Posted by disappointmentzone on 19 August 2006
Yesterday the Cavs signed Scot Pollard, formerly of the Indiana Pacers, to a one-year, $2 million contract. He’s a career 4.7/5 player who’s best known for his ever-changing hairstyles. He will share time with Varejao (and Marshall) in relief of Gooden and Ilgauskas, probably playing about 10-15 minutes per game. Pollard is a solid defender who is best offensively when running in the open court, which suits him quite well to this Cavs team. He won’t score a lot of points, but then again the power forward position is not relied upon to provide much in terms of scoring anyway. Anyone who can bring some form of toughness to the frontcourt will be well appreciated. If anything, we won’t have to watch Varejao hack Rasheed Wallace in retaliation for Wallace’s brutal elbow to Ilgauskas’s head–Pollard will certainly be doing the dirty work, a role he embraces with glee. Speaking of which, that no one else stepped up when Wallace put a huge gash in Z’s head is very troubling. Who would have thought the skinniest guy on the team would also be the player with the biggest balls? If there was a single moment in which Varejao endeared himself to me (and to a lot of Cavs fans) it was when he (somewhat) violently hacked Wallace to the floor. Where was Gooden? Where was Marshall? Where was LeBron? Oh, I know where LeBron was–buddying it up with Wallace after the game. For all of David Stern‘s silly worrying about the urbanization of the NBA, nothing signals that all the tattoos and shiny jewelry are just a weak front to cover up the gentrification of NBA players more than the hug session that went on after that Cavs-Pistons game. You think Dennis Rodman or Bill Laimbeer would have been hugging it out like an episode of Entourage? Hell no. Anyway, I could go on, but I’ll stop.

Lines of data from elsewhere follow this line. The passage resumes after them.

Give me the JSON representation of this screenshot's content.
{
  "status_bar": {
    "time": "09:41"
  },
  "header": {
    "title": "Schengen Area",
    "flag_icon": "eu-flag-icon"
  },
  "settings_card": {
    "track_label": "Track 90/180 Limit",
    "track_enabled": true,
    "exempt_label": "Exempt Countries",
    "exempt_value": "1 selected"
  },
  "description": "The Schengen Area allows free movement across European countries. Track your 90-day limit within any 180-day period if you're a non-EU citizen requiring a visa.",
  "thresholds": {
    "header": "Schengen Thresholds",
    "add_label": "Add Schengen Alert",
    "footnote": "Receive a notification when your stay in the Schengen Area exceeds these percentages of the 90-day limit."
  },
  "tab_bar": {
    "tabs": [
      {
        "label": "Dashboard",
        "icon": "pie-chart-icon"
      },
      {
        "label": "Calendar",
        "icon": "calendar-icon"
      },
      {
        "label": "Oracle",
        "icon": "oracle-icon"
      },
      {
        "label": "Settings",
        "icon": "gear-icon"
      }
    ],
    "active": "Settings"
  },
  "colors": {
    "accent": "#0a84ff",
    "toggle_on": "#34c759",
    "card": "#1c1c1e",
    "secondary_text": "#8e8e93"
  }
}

The Cavs also traded Martynas Andriuskevicius to the Bulls for second-year guard Eddie Basden. This trade was partly motivated by financial considerations–Andriuskevicius’s contract is guaranteed while Basden’s is not. Andriuskevicius is also far from an NBA-ready player and the Cavs don’t have the roster space to keep such a player around. Trading him to the Bulls is less about his skill than about the Cavs’ current and future roster options. Also, the Cavs will save on letters for the back of jerseys. Basden played very little for the Bulls last season. Twice he was the Conference USA Defensive Player of the Year. He’s 6-foot-five and can only play SG, so he comes to the team with a fairly limited range. If he plays at all–first he must beat out Stephen Graham in training camp–it’ll be in spot duty as a defensive stopper.
Basden gives the Cavs about 47 SGs/SFs. Not surprisingly, the Cavs are actively seeking trades for both Sasha Pavlovic and Luke Jackson, according to the Akron Beacon Journal, and the first team to offer anything within the vicinity of a serviceable player will likely walk away with Damon Jones (and his contract). Pavlovic and Jackson are both in the last years of their contracts. Jackson is beginning to look like Larry Hughes but without the skill. That is to say, a player who can’t avoid hurting himself. Pavlovic will always be remembered as the rube on the wrong end of this Dwayne Wade highlight. Assuming he’s able to overcome the stigma of being attached to a play that’ll likely be shown in countless highlight reels for the rest of Wade’s career, he could turn into a solid backup SG/SF capable of starting in the occasional game.